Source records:
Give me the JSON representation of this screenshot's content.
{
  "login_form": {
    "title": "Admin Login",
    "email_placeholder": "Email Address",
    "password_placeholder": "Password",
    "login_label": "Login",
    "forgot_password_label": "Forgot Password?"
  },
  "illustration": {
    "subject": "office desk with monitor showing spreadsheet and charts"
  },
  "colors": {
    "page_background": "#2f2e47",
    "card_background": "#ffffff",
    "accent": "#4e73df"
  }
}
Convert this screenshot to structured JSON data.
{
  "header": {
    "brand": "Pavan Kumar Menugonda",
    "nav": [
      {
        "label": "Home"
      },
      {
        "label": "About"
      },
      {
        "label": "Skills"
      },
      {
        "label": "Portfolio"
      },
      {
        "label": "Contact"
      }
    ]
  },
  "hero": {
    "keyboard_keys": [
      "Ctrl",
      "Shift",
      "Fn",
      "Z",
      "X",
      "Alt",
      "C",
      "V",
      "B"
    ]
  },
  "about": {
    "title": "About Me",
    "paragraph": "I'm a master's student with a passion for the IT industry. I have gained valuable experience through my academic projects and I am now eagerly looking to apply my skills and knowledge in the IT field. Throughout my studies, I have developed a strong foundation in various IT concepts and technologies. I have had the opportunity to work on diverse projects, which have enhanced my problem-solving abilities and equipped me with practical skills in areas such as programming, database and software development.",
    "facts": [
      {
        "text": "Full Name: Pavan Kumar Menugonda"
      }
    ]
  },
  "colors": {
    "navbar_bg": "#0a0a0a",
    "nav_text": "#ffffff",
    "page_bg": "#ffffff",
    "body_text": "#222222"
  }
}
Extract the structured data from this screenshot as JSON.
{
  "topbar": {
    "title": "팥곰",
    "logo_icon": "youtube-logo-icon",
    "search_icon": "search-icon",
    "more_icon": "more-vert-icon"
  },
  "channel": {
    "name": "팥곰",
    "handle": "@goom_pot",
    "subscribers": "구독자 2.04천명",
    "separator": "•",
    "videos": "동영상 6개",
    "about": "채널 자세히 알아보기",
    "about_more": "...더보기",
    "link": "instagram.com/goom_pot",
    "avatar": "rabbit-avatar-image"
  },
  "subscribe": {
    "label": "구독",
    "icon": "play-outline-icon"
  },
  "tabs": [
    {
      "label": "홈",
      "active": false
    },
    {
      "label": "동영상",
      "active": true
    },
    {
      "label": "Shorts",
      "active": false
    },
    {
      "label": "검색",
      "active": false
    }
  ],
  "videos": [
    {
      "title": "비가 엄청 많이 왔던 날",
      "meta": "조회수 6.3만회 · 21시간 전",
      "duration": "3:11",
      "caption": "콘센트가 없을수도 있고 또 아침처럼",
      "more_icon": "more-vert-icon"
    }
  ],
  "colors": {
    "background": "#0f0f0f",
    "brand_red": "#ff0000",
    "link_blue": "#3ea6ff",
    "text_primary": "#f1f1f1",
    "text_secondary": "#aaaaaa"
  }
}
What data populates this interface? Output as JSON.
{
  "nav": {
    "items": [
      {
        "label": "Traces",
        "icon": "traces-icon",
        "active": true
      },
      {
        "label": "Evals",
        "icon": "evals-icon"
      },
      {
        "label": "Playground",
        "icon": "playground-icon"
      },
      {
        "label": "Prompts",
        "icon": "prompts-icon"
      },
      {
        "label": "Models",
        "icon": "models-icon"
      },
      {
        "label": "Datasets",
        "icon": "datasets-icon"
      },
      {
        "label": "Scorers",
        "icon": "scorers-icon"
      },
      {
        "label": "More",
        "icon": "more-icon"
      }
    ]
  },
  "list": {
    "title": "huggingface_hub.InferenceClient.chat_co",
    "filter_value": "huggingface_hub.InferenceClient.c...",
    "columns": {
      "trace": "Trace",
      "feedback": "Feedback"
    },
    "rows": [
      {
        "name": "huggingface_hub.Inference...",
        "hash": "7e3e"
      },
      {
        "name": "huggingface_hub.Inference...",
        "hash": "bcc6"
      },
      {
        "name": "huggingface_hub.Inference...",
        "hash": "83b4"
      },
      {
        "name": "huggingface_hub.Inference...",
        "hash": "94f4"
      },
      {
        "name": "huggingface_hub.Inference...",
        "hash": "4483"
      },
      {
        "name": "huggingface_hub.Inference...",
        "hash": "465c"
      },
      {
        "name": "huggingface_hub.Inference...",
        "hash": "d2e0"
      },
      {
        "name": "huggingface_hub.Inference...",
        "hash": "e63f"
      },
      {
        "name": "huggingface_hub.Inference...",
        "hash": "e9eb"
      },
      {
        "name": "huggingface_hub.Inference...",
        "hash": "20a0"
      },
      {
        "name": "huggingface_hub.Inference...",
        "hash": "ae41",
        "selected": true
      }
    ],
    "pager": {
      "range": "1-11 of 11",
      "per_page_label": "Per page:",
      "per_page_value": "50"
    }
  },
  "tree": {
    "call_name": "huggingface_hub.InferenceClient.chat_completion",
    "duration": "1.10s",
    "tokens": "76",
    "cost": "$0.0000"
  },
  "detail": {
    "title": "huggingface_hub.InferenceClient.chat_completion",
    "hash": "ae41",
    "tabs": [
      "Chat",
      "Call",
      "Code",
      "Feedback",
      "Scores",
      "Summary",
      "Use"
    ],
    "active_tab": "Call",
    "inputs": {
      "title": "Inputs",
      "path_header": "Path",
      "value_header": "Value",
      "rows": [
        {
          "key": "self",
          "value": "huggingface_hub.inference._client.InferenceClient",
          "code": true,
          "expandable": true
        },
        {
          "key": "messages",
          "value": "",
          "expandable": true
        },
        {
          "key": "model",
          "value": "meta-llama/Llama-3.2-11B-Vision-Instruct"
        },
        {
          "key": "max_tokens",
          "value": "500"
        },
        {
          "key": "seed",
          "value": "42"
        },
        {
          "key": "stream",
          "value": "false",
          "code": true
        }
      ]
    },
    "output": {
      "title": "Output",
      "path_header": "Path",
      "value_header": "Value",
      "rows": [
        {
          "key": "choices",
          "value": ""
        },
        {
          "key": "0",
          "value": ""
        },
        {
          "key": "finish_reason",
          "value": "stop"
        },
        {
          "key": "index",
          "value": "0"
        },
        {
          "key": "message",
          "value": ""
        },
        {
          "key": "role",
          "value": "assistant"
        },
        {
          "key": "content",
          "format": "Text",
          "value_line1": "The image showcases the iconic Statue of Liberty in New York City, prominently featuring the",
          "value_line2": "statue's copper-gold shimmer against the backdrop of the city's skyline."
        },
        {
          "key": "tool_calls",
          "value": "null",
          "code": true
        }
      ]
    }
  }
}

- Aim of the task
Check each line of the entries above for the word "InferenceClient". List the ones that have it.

- Answer to the exercise
    "title": "huggingface_hub.InferenceClient.chat_co",
    "filter_value": "huggingface_hub.InferenceClient.c...",
    "call_name": "huggingface_hub.InferenceClient.chat_completion",
    "title": "huggingface_hub.InferenceClient.chat_completion",
          "value": "huggingface_hub.inference._client.InferenceClient",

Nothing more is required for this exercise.